***** Data section
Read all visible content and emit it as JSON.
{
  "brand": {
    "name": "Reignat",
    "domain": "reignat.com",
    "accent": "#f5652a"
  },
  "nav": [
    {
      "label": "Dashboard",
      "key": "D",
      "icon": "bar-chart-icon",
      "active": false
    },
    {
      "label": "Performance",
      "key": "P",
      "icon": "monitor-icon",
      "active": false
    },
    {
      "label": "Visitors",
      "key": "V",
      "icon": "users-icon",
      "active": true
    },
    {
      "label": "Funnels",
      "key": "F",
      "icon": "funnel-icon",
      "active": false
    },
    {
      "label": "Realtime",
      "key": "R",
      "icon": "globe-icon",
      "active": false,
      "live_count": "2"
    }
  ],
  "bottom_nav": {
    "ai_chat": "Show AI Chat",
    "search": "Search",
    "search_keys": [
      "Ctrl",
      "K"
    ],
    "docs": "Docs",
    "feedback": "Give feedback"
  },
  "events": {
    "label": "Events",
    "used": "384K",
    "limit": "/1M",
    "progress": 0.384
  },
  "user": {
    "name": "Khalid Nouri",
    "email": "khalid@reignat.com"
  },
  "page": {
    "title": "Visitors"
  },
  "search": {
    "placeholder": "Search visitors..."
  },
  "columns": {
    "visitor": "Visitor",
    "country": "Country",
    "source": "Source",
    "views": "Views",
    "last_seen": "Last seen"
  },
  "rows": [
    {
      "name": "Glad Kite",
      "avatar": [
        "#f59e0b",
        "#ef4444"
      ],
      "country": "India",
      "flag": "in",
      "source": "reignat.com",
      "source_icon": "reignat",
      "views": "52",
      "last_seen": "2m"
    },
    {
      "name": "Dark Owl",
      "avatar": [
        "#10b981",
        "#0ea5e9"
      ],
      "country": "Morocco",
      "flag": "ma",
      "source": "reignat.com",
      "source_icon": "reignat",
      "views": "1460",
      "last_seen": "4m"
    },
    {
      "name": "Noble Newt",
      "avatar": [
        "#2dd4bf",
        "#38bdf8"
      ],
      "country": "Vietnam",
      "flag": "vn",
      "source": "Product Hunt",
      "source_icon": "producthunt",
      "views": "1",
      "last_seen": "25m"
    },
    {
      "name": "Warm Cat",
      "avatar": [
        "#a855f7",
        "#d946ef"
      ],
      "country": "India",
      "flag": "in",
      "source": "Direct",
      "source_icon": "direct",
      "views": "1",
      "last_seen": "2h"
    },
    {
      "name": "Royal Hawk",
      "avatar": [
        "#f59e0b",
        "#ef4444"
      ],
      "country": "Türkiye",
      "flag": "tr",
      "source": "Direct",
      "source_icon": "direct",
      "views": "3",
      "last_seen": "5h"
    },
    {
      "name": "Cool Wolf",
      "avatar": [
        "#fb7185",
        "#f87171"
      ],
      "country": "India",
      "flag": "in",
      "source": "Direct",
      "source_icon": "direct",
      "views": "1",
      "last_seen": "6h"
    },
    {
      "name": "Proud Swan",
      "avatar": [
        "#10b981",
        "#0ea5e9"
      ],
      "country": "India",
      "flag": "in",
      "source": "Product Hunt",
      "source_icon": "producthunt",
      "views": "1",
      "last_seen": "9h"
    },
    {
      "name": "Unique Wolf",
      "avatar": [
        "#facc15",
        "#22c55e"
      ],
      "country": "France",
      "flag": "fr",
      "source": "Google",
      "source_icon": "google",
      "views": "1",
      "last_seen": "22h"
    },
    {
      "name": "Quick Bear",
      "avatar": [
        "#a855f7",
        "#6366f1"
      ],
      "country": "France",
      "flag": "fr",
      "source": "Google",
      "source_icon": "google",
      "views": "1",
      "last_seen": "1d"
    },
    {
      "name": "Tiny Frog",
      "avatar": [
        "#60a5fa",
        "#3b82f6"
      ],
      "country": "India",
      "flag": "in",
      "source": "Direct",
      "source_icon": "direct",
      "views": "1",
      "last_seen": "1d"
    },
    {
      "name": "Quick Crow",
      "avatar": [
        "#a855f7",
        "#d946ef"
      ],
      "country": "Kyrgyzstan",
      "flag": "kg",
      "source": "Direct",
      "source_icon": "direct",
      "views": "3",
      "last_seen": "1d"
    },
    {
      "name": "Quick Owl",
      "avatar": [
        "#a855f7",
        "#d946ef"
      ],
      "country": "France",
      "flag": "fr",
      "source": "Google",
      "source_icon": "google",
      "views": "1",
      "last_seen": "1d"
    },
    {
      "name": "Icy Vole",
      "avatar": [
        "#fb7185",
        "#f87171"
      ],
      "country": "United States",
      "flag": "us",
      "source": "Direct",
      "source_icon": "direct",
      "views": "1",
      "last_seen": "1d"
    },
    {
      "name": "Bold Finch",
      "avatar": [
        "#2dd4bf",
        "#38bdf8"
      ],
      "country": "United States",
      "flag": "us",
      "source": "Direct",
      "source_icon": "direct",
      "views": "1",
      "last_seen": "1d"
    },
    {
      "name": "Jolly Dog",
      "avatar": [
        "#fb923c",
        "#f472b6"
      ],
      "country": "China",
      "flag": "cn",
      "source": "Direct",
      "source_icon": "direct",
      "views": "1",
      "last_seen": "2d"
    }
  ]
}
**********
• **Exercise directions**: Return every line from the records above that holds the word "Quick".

• **Solution for this task**:
      "name": "Quick Bear",
      "name": "Quick Crow",
      "name": "Quick Owl",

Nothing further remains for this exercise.